Devi Sri Prasad and Vijay Antony may be two successful music directors who have been able to establish their individual spaces and identities in today’s film industry. However, not many know that both worked together for a considerable period of time initially and are good friends to this day.
Devi Sri Prasad, who made it a point to attend the audio launch function of Vijay Antony’s film Naan, with which the latter makes his debut as hero, said, “During those days, I had a scooty, and Vijay was a sound engineer with me. We would often work late into the night and then I would drop him home. On the way, we would discuss several topics and often, on reaching home, he would say, ‘Hey, I’ve composed a tune? Want to listen to it?’
Complimenting his pal for being successful, the music director defined success as being able to do what one wanted. “There may be people who are wealthy but still can’t do what they want. Vijay is someone who has always been able to realise his dreams. In the initial stages of our career, one day he announced that he wanted to buy a car. Normally, buying something like a car would take time. But not for Vijay, who bought one the very next day. The best part was he didn’t even know to drive it then!”
Actor Karthi and director Vetrimaran recently confessed about their boyish pranks at a press conference. Participating in the event organised by the team of Attakathi to announce the film’s status, the two regaled mediapersons with anecdotes about their school days.
Karthi, who showered praises on the movie, which is to hit the screens soon, said, “The hero of this film does a lot of things that reminded me of my school days. For instance, he travels on the footboard to show off to the girls travelling on the bus. When I was young, dad asked me to stop travelling by car and take the bus to school. He wanted me to know what life was all about. I was excited as I was in my tenth grade and at that age, the senior boys who hung from the footboard looked like heroes to me. At one point, they told me that I had reached that stage in life where I could be trained to travel on footboard. However, when I tried it the first time (I was plump then), another guy attempting to get on the bus asked me to move in as he said ten people could be accommodated in the space I was occupying. I gave up the idea of travelling on footboard once and for all.”

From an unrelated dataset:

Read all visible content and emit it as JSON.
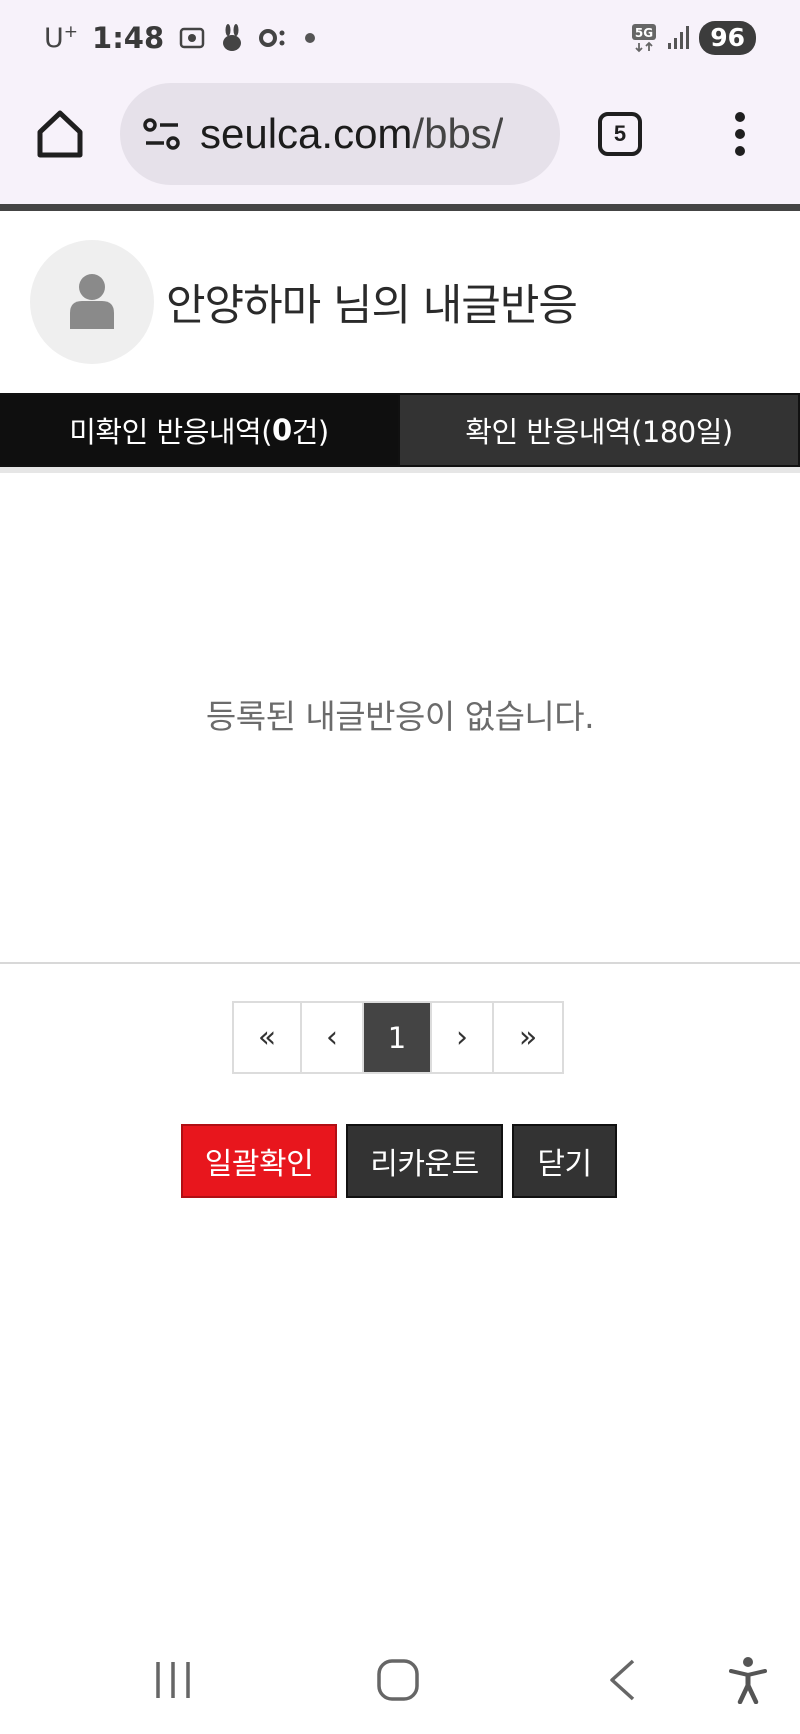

If Karthi’s narration had the audience in splits, director Vetrimaran’s was even more hilarious.
“Attakathi is an attempt to present Chennai in its most realistic form. Some of the antics of the hero reminded me of my school days. Then, I would have to travel from Ambattur to YMCA, Nandanam. We would get dressed in casuals and have our school uniform in our bags. The idea was to pose as college students before girls,” he confessed. “The hero in this film falls for every girl he meets and despite being spurned repeatedly continues to fall in love with the same enthusiasm,” he said.